Muddy politics: Democratic candidates duke it out for Maryland US Senate seat
The contest between congressman Rep. Chris Van Hollen and congresswoman Rep. Donna Edwards, both of Maryland, will determine who is most likely to succeed the longest-serving woman ever in the Senate, Sen. Barbara Mikulski, as she is retiring.
Both candidates largely agree on the issues, but while Van Hollen positions himself as a pragmatic deal-maker, Edwards stresses her story as a single, black mother. Edwards would also be only the second Africa-American woman ever to serve in the US Senate.
The contest has inflamed passions despite their shared progressive politics, even eliciting comment from neighboring states.
“The choice in this election is very clear,” Rep. Gerry Connolly (D-Virginia) said, according to the Associated Press. “It is whether the people of Maryland want somebody who can be effective, or somebody who’s going to bask in her own feelings of moral superiority because of various and sundry factors, and effectiveness has nothing to do with it.”

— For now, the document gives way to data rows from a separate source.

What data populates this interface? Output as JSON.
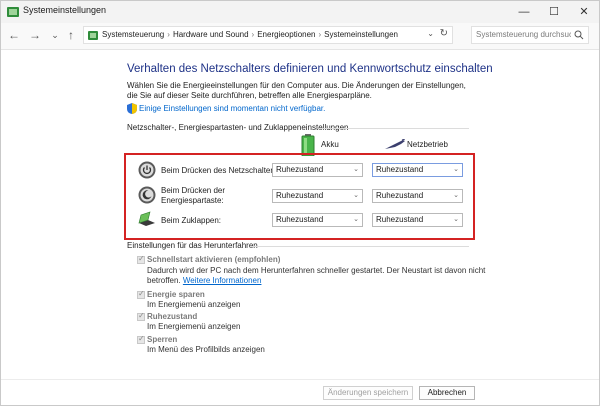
{
  "window": {
    "title": "Systemeinstellungen",
    "minimize": "—",
    "maximize": "☐",
    "close": "✕"
  },
  "nav": {
    "back": "←",
    "forward": "→",
    "dropdown": "⌄",
    "up": "↑",
    "breadcrumbs": [
      "Systemsteuerung",
      "Hardware und Sound",
      "Energieoptionen",
      "Systemeinstellungen"
    ],
    "separator": "›",
    "address_dropdown": "⌄",
    "refresh": "↻",
    "search_placeholder": "Systemsteuerung durchsuch..."
  },
  "content": {
    "heading": "Verhalten des Netzschalters definieren und Kennwortschutz einschalten",
    "description": "Wählen Sie die Energieeinstellungen für den Computer aus. Die Änderungen der Einstellungen, die Sie auf dieser Seite durchführen, betreffen alle Energiesparpläne.",
    "admin_link": "Einige Einstellungen sind momentan nicht verfügbar.",
    "section_buttons": "Netzschalter-, Energiespartasten- und Zuklappeneinstellungen",
    "col_battery": "Akku",
    "col_ac": "Netzbetrieb",
    "rows": [
      {
        "label": "Beim Drücken des Netzschalters:",
        "battery": "Ruhezustand",
        "ac": "Ruhezustand"
      },
      {
        "label": "Beim Drücken der Energiespartaste:",
        "battery": "Ruhezustand",
        "ac": "Ruhezustand"
      },
      {
        "label": "Beim Zuklappen:",
        "battery": "Ruhezustand",
        "ac": "Ruhezustand"
      }
    ],
    "dropdown_arrow": "⌄",
    "section_shutdown": "Einstellungen für das Herunterfahren",
    "shutdown": [
      {
        "label": "Schnellstart aktivieren (empfohlen)",
        "desc": "Dadurch wird der PC nach dem Herunterfahren schneller gestartet. Der Neustart ist davon nicht betroffen.",
        "link": "Weitere Informationen",
        "checked": true
      },
      {
        "label": "Energie sparen",
        "desc": "Im Energiemenü anzeigen",
        "checked": true
      },
      {
        "label": "Ruhezustand",
        "desc": "Im Energiemenü anzeigen",
        "checked": true
      },
      {
        "label": "Sperren",
        "desc": "Im Menü des Profilbilds anzeigen",
        "checked": true
      }
    ],
    "check_glyph": "✓"
  },
  "footer": {
    "save": "Änderungen speichern",
    "cancel": "Abbrechen"
  },
  "colors": {
    "heading": "#1e3287",
    "link": "#0066cc",
    "highlight": "#d42323"
  }
}
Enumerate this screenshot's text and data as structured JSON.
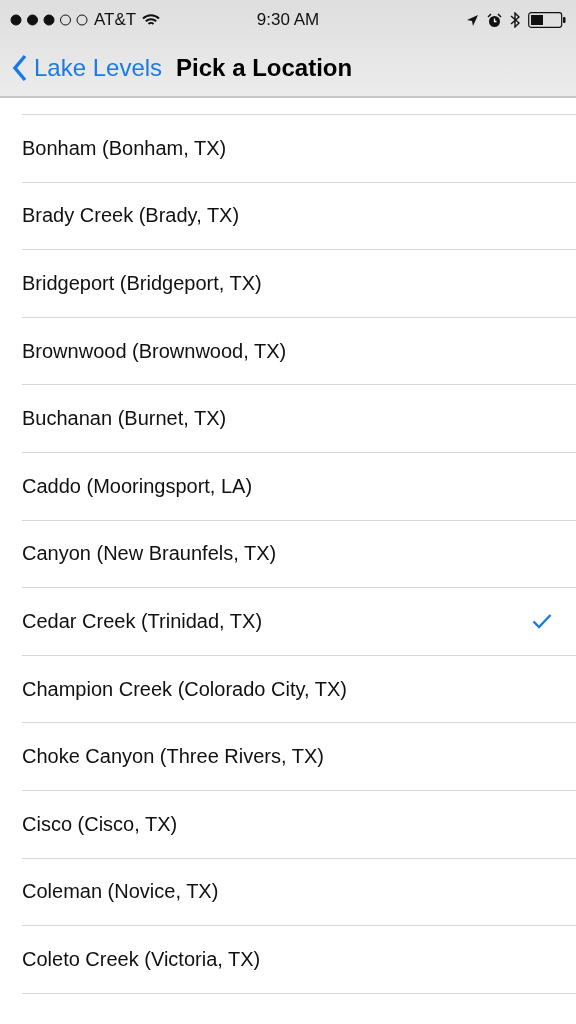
{
  "status_bar": {
    "carrier": "AT&T",
    "time": "9:30 AM"
  },
  "nav_bar": {
    "back_label": "Lake Levels",
    "title": "Pick a Location"
  },
  "rows": [
    {
      "label": "Bonham (Bonham, TX)",
      "selected": false
    },
    {
      "label": "Brady Creek (Brady, TX)",
      "selected": false
    },
    {
      "label": "Bridgeport (Bridgeport, TX)",
      "selected": false
    },
    {
      "label": "Brownwood (Brownwood, TX)",
      "selected": false
    },
    {
      "label": "Buchanan (Burnet, TX)",
      "selected": false
    },
    {
      "label": "Caddo (Mooringsport, LA)",
      "selected": false
    },
    {
      "label": "Canyon (New Braunfels, TX)",
      "selected": false
    },
    {
      "label": "Cedar Creek (Trinidad, TX)",
      "selected": true
    },
    {
      "label": "Champion Creek (Colorado City, TX)",
      "selected": false
    },
    {
      "label": "Choke Canyon (Three Rivers, TX)",
      "selected": false
    },
    {
      "label": "Cisco (Cisco, TX)",
      "selected": false
    },
    {
      "label": "Coleman (Novice, TX)",
      "selected": false
    },
    {
      "label": "Coleto Creek (Victoria, TX)",
      "selected": false
    }
  ]
}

Interestingly, the Congressional Black Caucus and the Congressional Progressive Caucus have refused to back Edwards through their political arms, as even the White House urged Edwards to rescind an advertisement suggesting Van Hollen had supported the National Rifle Association.
Van Hollen is a close ally of House Minority Leader Nancy Pelosi and was seen as her successor before he entered the Senate race, AP reported.
Throwing a curve in the race, pro-women political group Emily’s List spent $3.4 million supporting Edwards. Emily’s List successfully backed Mikulski’s election as a lawmaker, and they want to replace her with another woman.
“We have not had an African-American woman senator for 17 years, and that’s just not acceptable,” said Marcy Stech, a spokeswoman for Emily’s List, told NPR. “Donna’s perspective as a single mom, someone who sent to Planned Parenthood for her health care, someone who had to talk with her son about how to interact with law enforcement – that’s exactly the kind of profile we need in the Senate.”
More than 40 percent of the Democratic primary electorate in Maryland is expected to be African-American, and turnout is expected to be high in the city of Baltimore, where two black women are front runners for the mayoral primary.
“It’s not that the black community doesn’t like Van Hollen. The issue is that there’s little ideological daylight between the two,” Mileah Kromer, a professor of political science and a pollster at Goucher College in Baltimore, told NPR. “Now you have an opportunity to send someone who actually looks like you to the Senate, and that’s not lost on a lot of black women in Baltimore City.”
AP reported a recent poll showing Van Hollen leading, but many expect the outcome to be close.